Fuel Cells & Microturbines
Credit Available 30% of total cost, including labor, up to $500 per 0.5 kW capacity
Unused credit may carry over to future tax years
Timeline Must be "placed in service" (ready and available for use)
Jan. 1, 2009 – Dec. 31, 2016
Fuel Cells Minimum efficiency of 30%, and minimum capacity of 0.5 kW
See summary chart: Stimulus at a Glance

Although there aren’t many hydrogen fuel cell systems being used in U.S. homes (the governor’s mansion in Florida is an exception) this technology holds great promise, particularly for commercial applications.

Remodelers can take advantage of the fuel cell tax credits updated by the 2009 American Recovery and Reinvestment Act in several ways: for their own businesses and vehicle use as well as part of a broader marketing strategy of teaching consumers about new energy-saving options.

Occupancy Distinctions

The fuel cell tax credit information has four sections: commercial, residential, multidwelling unit, and alternative vehicles. The legislation specifies that qualified systems must have “a nameplate capacity of at least 0.5 kW of electricity using an electrochemical process and an electricity-only generation efficiency greater than 30%.”

The language about residential fuel cell tax credit eligibility can be confusing because there are distinctions made regarding individual taxpayers who are homeowners and those who share “joint occupancy,” i.e., more than one individual taxpayer, who own a residence together (not to be confused with “married couples filing jointly”).

Unlike the other renewable energy credits, the fuel cell tax credit is capped (there are different caps for individual versus joint occupancy) and the taxpayer(s) must use the home as their principal residence. The cap for an individual taxpayer is $500 per 0.5 kW of energy capacity. (For those in a joint occupancy situation, the limit is $1,667 per 0.5 kW.) The credit taken is the lesser of either 30% of the system’s cost or the amount derived from $500 per 0.5 kW (or from $1,667 per 0.5kW in joint occupancy).

Learning Curve

In California, Michael McCutcheon, owner of McCutcheon Construction, in Berkeley, is preparing a residential site for installation of a 0.5 kW system.
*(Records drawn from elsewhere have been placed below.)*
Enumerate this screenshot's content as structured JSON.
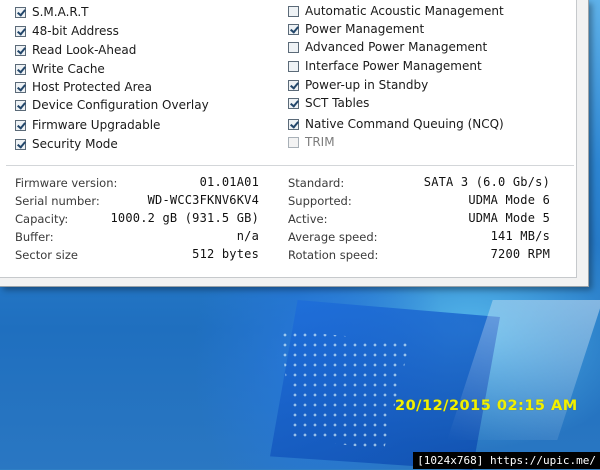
{
  "features": {
    "left": [
      {
        "label": "S.M.A.R.T",
        "checked": true
      },
      {
        "label": "48-bit Address",
        "checked": true
      },
      {
        "label": "Read Look-Ahead",
        "checked": true
      },
      {
        "label": "Write Cache",
        "checked": true
      },
      {
        "label": "Host Protected Area",
        "checked": true
      },
      {
        "label": "Device Configuration Overlay",
        "checked": true
      },
      {
        "label": "Firmware Upgradable",
        "checked": true
      },
      {
        "label": "Security Mode",
        "checked": true
      }
    ],
    "right": [
      {
        "label": "Automatic Acoustic Management",
        "checked": false
      },
      {
        "label": "Power Management",
        "checked": true
      },
      {
        "label": "Advanced Power Management",
        "checked": false
      },
      {
        "label": "Interface Power Management",
        "checked": false
      },
      {
        "label": "Power-up in Standby",
        "checked": true
      },
      {
        "label": "SCT Tables",
        "checked": true
      },
      {
        "label": "Native Command Queuing (NCQ)",
        "checked": true
      },
      {
        "label": "TRIM",
        "checked": false,
        "disabled": true
      }
    ]
  },
  "info": {
    "left": [
      {
        "label": "Firmware version:",
        "value": "01.01A01"
      },
      {
        "label": "Serial number:",
        "value": "WD-WCC3FKNV6KV4"
      },
      {
        "label": "Capacity:",
        "value": "1000.2 gB (931.5 GB)"
      },
      {
        "label": "Buffer:",
        "value": "n/a"
      },
      {
        "label": "Sector size",
        "value": "512 bytes"
      }
    ],
    "right": [
      {
        "label": "Standard:",
        "value": "SATA 3 (6.0 Gb/s)"
      },
      {
        "label": "Supported:",
        "value": "UDMA Mode 6"
      },
      {
        "label": "Active:",
        "value": "UDMA Mode 5"
      },
      {
        "label": "Average speed:",
        "value": "141 MB/s"
      },
      {
        "label": "Rotation speed:",
        "value": "7200 RPM"
      }
    ]
  },
  "overlay": {
    "timestamp": "20/12/2015 02:15 AM",
    "badge": "[1024x768] https://upic.me/"
  },
  "colors": {
    "timestamp": "#f2f000",
    "desktop": "#2f7fc4"
  }
}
Because the technology is so new, he says, “We’re going through the process with the city of Berkeley to see that it gets approved and field-stamped.” McCutcheon believes the use of fuel cells will catch on “if they can get the installed price down.” ( Read an interview with McCutcheon.)
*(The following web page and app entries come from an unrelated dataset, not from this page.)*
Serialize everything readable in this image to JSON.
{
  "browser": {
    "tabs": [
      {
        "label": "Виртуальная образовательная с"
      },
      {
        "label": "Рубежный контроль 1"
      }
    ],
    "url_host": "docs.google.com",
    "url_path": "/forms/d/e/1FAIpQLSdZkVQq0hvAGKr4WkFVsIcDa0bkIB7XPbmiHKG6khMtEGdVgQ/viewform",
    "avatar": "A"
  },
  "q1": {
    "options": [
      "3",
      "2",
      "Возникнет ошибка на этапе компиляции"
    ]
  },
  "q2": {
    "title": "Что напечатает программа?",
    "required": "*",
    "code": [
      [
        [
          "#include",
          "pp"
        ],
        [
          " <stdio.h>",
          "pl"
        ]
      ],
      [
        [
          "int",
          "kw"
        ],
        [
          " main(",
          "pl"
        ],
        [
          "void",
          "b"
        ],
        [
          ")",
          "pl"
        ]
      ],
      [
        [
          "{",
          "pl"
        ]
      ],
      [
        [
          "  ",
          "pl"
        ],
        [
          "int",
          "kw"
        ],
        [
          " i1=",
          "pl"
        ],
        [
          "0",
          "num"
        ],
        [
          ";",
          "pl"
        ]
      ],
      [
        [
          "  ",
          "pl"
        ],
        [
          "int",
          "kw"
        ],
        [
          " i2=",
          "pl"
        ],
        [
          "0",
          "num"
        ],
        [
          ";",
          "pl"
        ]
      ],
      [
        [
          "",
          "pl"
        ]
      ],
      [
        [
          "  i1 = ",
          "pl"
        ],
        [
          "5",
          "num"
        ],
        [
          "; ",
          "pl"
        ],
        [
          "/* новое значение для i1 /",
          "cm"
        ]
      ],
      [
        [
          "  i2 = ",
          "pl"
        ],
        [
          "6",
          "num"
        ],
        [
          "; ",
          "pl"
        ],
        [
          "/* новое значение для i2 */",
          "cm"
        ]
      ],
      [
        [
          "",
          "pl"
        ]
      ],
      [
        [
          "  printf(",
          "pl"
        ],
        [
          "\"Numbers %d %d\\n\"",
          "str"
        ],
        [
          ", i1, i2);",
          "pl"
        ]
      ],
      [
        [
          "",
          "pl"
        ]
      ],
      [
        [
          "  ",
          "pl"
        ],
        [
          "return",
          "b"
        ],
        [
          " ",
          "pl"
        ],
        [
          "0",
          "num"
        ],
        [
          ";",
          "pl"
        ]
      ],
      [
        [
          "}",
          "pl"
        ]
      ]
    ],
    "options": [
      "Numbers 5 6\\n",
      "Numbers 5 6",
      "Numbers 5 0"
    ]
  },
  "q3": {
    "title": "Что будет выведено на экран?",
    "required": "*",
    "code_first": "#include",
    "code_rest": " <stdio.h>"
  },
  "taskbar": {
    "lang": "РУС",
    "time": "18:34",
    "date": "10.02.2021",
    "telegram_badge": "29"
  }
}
A fuel cell is an electrochemical device that converts hydrogen and oxygen into electricity without combustion. A “reformer” or processor extracts the hydrogen from hydrocarbon fuels such as natural gas. Despite the need for fossil fuels with this system, “You’re using them much more efficiently,” says Bud DeFlaviis, director of government affairs at the U.S. Fuel Cell Council. “You’re generating electricity where you need it, right in your home, avoiding transmission losses [along the power grid].”
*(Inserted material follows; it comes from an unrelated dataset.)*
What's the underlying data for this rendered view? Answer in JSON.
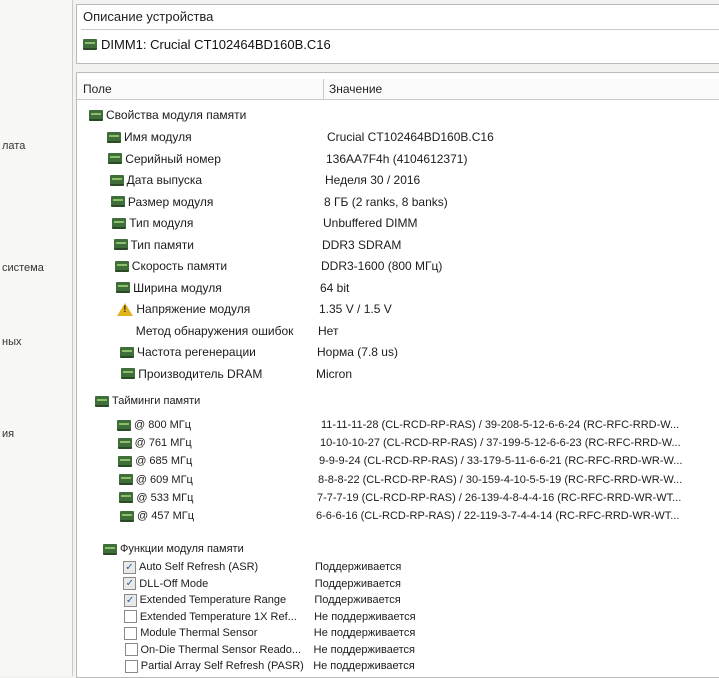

Fuel cell technology isn’t being pursued as heavily in the residential sector as it is for large buildings (Manhattan’s new Twin Towers will have fuel cell power), commercial use, and vehicles. A few manufacturers working on residential fuel cells include Plug Power, in Albany, N.Y., and ClearEdge Power, with offices in California and Oregon.

One place where remodelers can make out well is by claiming tax credits for vehicle purchase. Forklifts powered by fuel cells are eligible for tax credits as are dozens of alternative-energy cars and work trucks. Taxpayers can also deduct state and local sales and excise taxes paid on a portion below $50,000 of the purchase price of these new vehicles. For a list of hydrogen-powered and other alternative fuel vehicles, go to the Alliance to Save Energy’s website—Stacey Freed, senior editor, REMODELING.


Qualified systems must be in place in the taxpayer’s principal residence on or after Jan. 1, 2008 and on or before Dec. 31, 2016. The credit is capped, with different maximums for individual ($500 per 0.5 kW of energy capacity) versus joint occupancy ($1,667 limit per 0.5 kW). The credit taken is the lesser of either 30% of the system’s cost or the amount derived from $500 per 0.5 kW (or from $1,667 per 0.5 kW in joint occupancy).